“The unified treatment plan will assist us to do that, with line staff, case managers, mental health staff, and security all coaching and encouraging the youth in the same direction.”
The Capstone project is a big endeavor that touches many areas of operations and requires all oars in the water as the team at Mart pilots this project with the girls’ program.
And while it focuses on an effective, unified treatment plan for the youth, it reaches outward to incorporate many adjustments to operations that will facilitate the core goals and have intrinsic value as well.
For example, Supt. Houston is looking at ways to improve the work/life balance for staff to improve the overall campus culture, creating an environment that fosters success. This and other modifications lay the groundwork for the Capstone project, but extend to improve all lives, staff, and youth.
So far staff have told him they’re eager for innovations that will ripple outward.
The Capstone project plan, for instance, calls out that TJJD will cultivate “teamliness” and shared responsibility to meet its new goals of more effective treatment and case management.
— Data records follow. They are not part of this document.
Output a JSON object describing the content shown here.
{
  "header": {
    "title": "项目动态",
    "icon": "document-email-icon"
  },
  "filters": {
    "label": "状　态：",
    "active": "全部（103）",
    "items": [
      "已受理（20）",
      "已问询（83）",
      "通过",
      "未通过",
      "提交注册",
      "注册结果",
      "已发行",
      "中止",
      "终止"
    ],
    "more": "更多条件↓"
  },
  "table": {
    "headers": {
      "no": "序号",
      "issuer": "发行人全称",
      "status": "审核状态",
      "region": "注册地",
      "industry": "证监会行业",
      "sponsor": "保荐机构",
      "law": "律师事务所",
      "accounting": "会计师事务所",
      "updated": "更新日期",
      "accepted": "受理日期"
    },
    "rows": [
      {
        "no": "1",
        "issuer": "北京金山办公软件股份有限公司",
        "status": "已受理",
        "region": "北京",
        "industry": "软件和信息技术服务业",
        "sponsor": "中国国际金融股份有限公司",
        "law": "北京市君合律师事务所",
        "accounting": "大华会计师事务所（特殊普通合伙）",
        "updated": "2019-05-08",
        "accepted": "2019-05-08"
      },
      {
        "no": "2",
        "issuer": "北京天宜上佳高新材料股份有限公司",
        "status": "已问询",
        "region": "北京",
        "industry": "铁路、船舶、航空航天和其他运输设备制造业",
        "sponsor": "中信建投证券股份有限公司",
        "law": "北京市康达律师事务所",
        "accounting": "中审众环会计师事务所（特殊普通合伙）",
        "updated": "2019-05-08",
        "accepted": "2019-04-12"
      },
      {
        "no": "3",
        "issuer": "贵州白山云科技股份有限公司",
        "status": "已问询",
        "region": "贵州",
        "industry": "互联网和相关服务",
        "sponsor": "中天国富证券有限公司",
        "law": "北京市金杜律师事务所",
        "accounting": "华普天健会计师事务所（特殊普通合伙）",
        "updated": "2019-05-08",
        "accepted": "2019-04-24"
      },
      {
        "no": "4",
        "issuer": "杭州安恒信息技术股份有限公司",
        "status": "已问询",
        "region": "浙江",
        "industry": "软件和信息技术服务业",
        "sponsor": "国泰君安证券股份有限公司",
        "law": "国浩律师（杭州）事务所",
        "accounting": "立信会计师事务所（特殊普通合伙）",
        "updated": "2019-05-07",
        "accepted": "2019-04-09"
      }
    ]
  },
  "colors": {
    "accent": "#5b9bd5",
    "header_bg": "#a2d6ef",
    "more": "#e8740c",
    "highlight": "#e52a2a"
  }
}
It’s not hard to envision how that can positively affect many operations at TJJD campuses.
It also calls for reaching out to families, and probation officers and community groups that can help address needs as a youth moves through their proscribed program and prepares to reenter their community.
The hope is that staff at all levels and across departments will be engaged in both developing and finetuning the unified treatment plan and the final set of processes developed will be clear and comprehensive so staff can easily and consistently apply the behavioral interventions they have learned.
As the Capstone plan notes, the quality of services provided to youth is contingent on the quality of training and support provided to the staff. Only when all the parts come together – the training, shared vision, positive work culture and team energy -- can staff most effectively assist and empower the girls at Mart.
Houston says that watching the early progress at the campus, he is optimistic.
In this early stage, everyone is working in concert, setting goals and taking baby steps, but what staff have reported to him after discussions has been positive. “What I heard was ‘thank you,’ for getting our input," he said.
Like them, Houston wasn’t sure what to expect when he was tapped for the Capstone project.
"Going into it I felt kind of apprehensive,” he recalls of the trip to DC. “Is this really going to work? Or will this be a program where we go through the motions? But after going through the training and listening to the presenters and the ideas that the executive team had, I feel confident about it.”
(Photo above: The Capstone team in DC; McLennan County campus Supt. Antonio Houston.)